In English, many things are named after a particular country – but have you ever wondered what those things are called in those countries?
1(bilious)to feel nauseous — sentir náuseas
- the mere sight of blood makes me (feel) nauseous — me dan náuseas solo de ver sangre
- The air seemed absolutely dead yesterday; I felt nauseous whenever I ventured outdoors and seriously struggled to breathe.
- So I am fat and pasty, constantly nauseous and frequently sick.
- I suddenly feel very hot… and worse, very nauseous.
- Nurse says it's a good sign that Peter's not nauseous.
- My temperature feels like it's all over the place, I'm exhausted, headachy, feeling slightly nauseous at times and I have the serious shakes.
- At least I haven't been feeling as nauseous these last few days.
- A day later I became nauseous, was vomiting, and I started bumping into the wall - I couldn't walk straight.
- But being bombarded with product messages makes me nauseous.
- We invariably travelled on some clapped-out smelly bus that made us nauseous with the diesel fumes.
- I have a killer headache and I'm getting nauseous.
- A nauseous feeling came over me and I vomited blood.
- And there are some patients who are not in pain at all, but still want euthanasia, because they are weak, constantly tired, nauseous, or breathless.
- He had felt nauseous, wanted to vomit and, most distressing, felt he was ‘going mad’ and about to die.
- He felt nauseous and depressed, awash on a stormy, bilious sea of confusion, misunderstanding, and despair.
- I've watched a couple of episodes, and they both made me nauseous.
- Even the smell of it makes me slightly nauseous.
- ‘I woke up on Sunday morning and I was feeling ok, but after I had my breakfast I started feeling a bit nauseous,’ Anderson said.
- Plus, she had been feeling queasy and nauseous.
- All I can remember is feeling slightly nauseous.

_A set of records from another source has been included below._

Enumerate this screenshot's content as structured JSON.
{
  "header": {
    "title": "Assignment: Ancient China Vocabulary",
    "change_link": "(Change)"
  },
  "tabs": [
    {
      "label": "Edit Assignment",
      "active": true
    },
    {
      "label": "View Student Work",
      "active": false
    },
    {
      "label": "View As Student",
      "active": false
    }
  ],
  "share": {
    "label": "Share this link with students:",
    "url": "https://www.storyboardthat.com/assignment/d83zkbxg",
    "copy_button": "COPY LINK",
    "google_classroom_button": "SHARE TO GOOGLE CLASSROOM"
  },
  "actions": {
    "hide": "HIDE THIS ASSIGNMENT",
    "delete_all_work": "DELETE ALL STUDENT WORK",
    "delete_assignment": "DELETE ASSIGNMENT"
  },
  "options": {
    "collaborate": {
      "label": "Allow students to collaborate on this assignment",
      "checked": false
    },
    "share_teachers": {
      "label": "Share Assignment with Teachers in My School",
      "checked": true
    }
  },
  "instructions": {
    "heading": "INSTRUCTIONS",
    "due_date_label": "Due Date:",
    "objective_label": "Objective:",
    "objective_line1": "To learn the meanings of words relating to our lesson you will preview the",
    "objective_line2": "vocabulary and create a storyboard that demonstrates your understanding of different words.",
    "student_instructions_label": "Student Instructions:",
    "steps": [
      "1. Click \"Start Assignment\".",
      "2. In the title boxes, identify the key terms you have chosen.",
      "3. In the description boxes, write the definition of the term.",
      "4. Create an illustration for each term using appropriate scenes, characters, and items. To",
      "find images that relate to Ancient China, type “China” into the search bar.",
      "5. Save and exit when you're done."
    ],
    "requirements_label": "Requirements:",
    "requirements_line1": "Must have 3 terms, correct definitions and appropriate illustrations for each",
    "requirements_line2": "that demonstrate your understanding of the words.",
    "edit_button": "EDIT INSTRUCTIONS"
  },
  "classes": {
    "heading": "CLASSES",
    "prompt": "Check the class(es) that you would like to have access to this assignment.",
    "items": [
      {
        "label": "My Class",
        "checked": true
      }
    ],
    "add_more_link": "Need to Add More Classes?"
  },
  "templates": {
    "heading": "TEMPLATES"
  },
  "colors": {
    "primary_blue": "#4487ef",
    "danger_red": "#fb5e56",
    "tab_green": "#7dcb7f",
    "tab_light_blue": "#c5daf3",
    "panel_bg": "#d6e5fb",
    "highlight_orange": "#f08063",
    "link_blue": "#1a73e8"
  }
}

- My aunt said Grandma was nauseous, so I wanted to give her some space and went outside again, taking the opportunity to shoot more photos.
- ‘They said they were feeling dizzy and nauseous,’ she says.
- I feel sick and nauseous, but now I try not to remember why.
- The bonfires can be seen burning at various times throughout the day and night, with the resulting nauseous effluvia blowing towards the two local schools and several housing estates.
- It wasn't that he was afraid of blood, on the contrary, but too much blood, exposed organs, and raw flesh with that nauseous stench could already make him sick.
- The air around him was heavy with the sickly-sour, nauseous smell of formaldehyde.
- Those who remain loyal to Franklin survive on nauseous lichen scraped from the arctic rocks, or by boiling their own boots; others resort to cannibalism.
- It has every predictable, nauseous feel-good film cliche in it.
- ‘I'm Emma,’ said I, feeling the grip of nauseous embarrassment washing over me.
English has borrowed many of the following foreign expressions of parting, so you’ve probably encountered some of these ways to say goodbye in other languages.
Many words formed by the addition of the suffix –ster are now obsolete - which ones are due a resurgence?
As their breed names often attest, dogs are a truly international bunch. Let’s take a look at 12 different dog breed names and their backstories.